This is a nice compact (for Catmint) plant that does not flop as much as some Catmints. Very nice foliage, and blooms for a long time. The neighbor's cats like this almost as much as traditional catnip, but they don't cause any permanent damage.
On Jun 10, 2002, talinum from Kearney, NE (Zone 5a) wrote:
This is a compact mounded plant with gray-green foliage. The flowers are lavender-blue and bloom April through fall. I really like this plant. I started several plants from soft wood cuttings last year. It was easy to propagate and seems to be very hardy.
This plant has been said to grow in the following regions:

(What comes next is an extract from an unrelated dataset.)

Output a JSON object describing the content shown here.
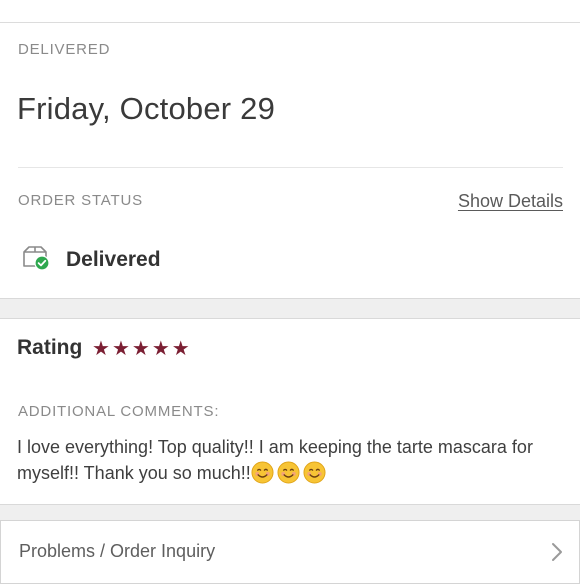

Alabaster, Alabama Juneau, Alaska Lake Wildwood, California Long Beach, California Redwood City, California San Jose, California Erie, Colorado Security-widefield, Colorado Wilton, Connecticut Delaware City, Delaware Dewey Beach, Delaware Gainesville, Florida Spring Hill, Florida Blakely, Georgia Dunwoody, Georgia Marietta, Georgia North Decatur, Georgia Viola, Idaho Bloomington, Illinois Effingham, Illinois La Grange Park, Illinois Mount Prospect, Illinois Spring Grove, Illinois Waukegan, Illinois Ames, Iowa Bloomfield, Iowa Johnston, Iowa Lawler, Iowa Sioux Center, Iowa Princeton, Kansas Rolla, Kansas Barbourville, Kentucky Smiths Grove, Kentucky Bowerbank, Maine North Chelmsford, Massachusetts Norton, Massachusetts (2 reports) Uxbridge, Massachusetts Caledonia, Michigan Harvey, Michigan Menominee, Michigan Arden Hills, Minnesota Ely, Minnesota Geneva, Minnesota St Paul, Minnesota Woodland, Minnesota Clinton, Mississippi Florence, Mississippi Kansas City, Missouri Walnut Grove, Missouri Sandown, New Hampshire Ocean View, New Jersey Albuquerque, New Mexico La Luz, New Mexico Bridgehampton, New York Elba, New York Levittown, New York Pittsford, New York Holly Ridge, North Carolina Marshall, North Carolina Weaverville, North Carolina Blue Ash, Ohio Columbus, Ohio Edmond, Oklahoma Oklahoma City, Oklahoma Chiloquin, Oregon Deschutes River Woods, Oregon Ardmore, Pennsylvania East Norriton, Pennsylvania Lebanon, Pennsylvania Nether Providence Township, Pennsylvania Pittsburgh, Pennsylvania (2 reports) West Goshen, Pennsylvania Centerville, South Carolina Aberdeen, South Dakota Johnson City, Tennessee Knoxville, Tennessee Belton, Texas Brenham, Texas Dallas, Texas Garland, Texas Gordonville, Texas Hebron, Texas Hereford, Texas Mckinney, Texas Princeton, Texas Spring, Texas Arlington, Virginia Leesburg, Virginia Manassas, Virginia Mc Lean, Virginia Stuarts Draft, Virginia Wytheville, Virginia Camano, Washington Dishman, Washington Kalama, Washington Seattle, Washington Fond Du Lac, Wisconsin Madison, Wisconsin Tripoli, Wisconsin Johnstown, Wyoming Riverton, Wyoming